Breitbart News: Which way will the suburbs go in this election?
Some of the white middle class suburbs will go Republican. Some of the upper class suburbs, revealingly, will go Democrat--and some of the more minority suburbs will go Democrat as well. Romney will take the suburbs overall. He will run better in the high-tone suburbs than Rick Santorum would have--if he had been the nominee, Obama could have mailed it in. Republicans will do better than in 2008--the question is how much better. And remember that we are talking about suburbs in no more than in ten states. The suburbs in California can be taken for granted.
Breitbart News: Why has California gone so far off the rails, and why is there no political feedback mechanism to bring it back?

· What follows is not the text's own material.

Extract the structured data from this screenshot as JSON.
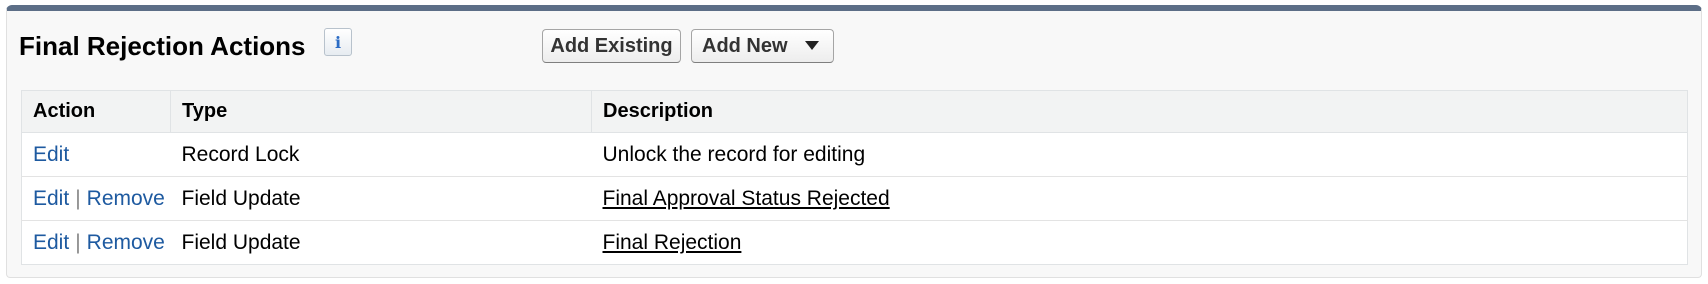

Kotkin: Some of it is demographics: the constituency for a two-party system has eroded. There simply aren’t enough people who would be a base of the GOP or even conservative democrats--those people are living in Arizona, Texas, Idaho, eastern Oregon and eastern Washington. The feedback loop here in California is that, you have a smaller and smaller role for the tangible economy because you’ve regulated it, so the only part of the economy that does relatively well is the information and media side. Silicon Valley has become more about media than technology, so what’s very strange is you continue to attract those people most likely to vote liberal Democratic and repelling those most likely to vote Republican or conservative. The economy that we have in California has become much more amenable to the liberal Democratic dream constituency. And the particularly great question is whether Latinos, who have been clobbered in this political transition, ever achieve the consciousness to demand a pro-business, pro-growth policy. Why Latinos want to vote with old white liberals in Marin County is beyond me, but they do. There is an alliance of the public sector class, the government-dependent classes, and the wealthy, older white coastal class.
Breitbart News: Why does that wealthy, older white coastal class vote the way it does?
Kotkin: Those people are doing fine. If there is a regime that makes it impossible to build single-family houses in the interior, all it does is make houses near the coast more valuable. I told my wife, for example, that Gov. Jerry brown’s going to make us rich. If, ultimately, the Middle Easterners and Armenians and young families moving in don’t have the option of living somewhere else, that will just increase value of our house. Most Americans life want single-family homes once they have children, and they want a back yard. Those who have such homes in desirable areas are going to come off great. So it’s not necessarily a surprise that those who are wealthy and live near the coast would support the Brown kind of policies, because in some way they do benefit. On the weekend, they can drive to Lake Tahoe and not have to worry about traffic in the outer suburbs that they hope will die and blow away.
I still look more to Karl Marx than Adam Smith for insight into all this – Marx was a brilliant analyst of how capitalism works, his solutions were not very good, his ideas about human nature were not good, but his analysis of class dynamics was excellent. What we’re seeing are conflicts between different factions of the capitalist class, which is what this election is really all about.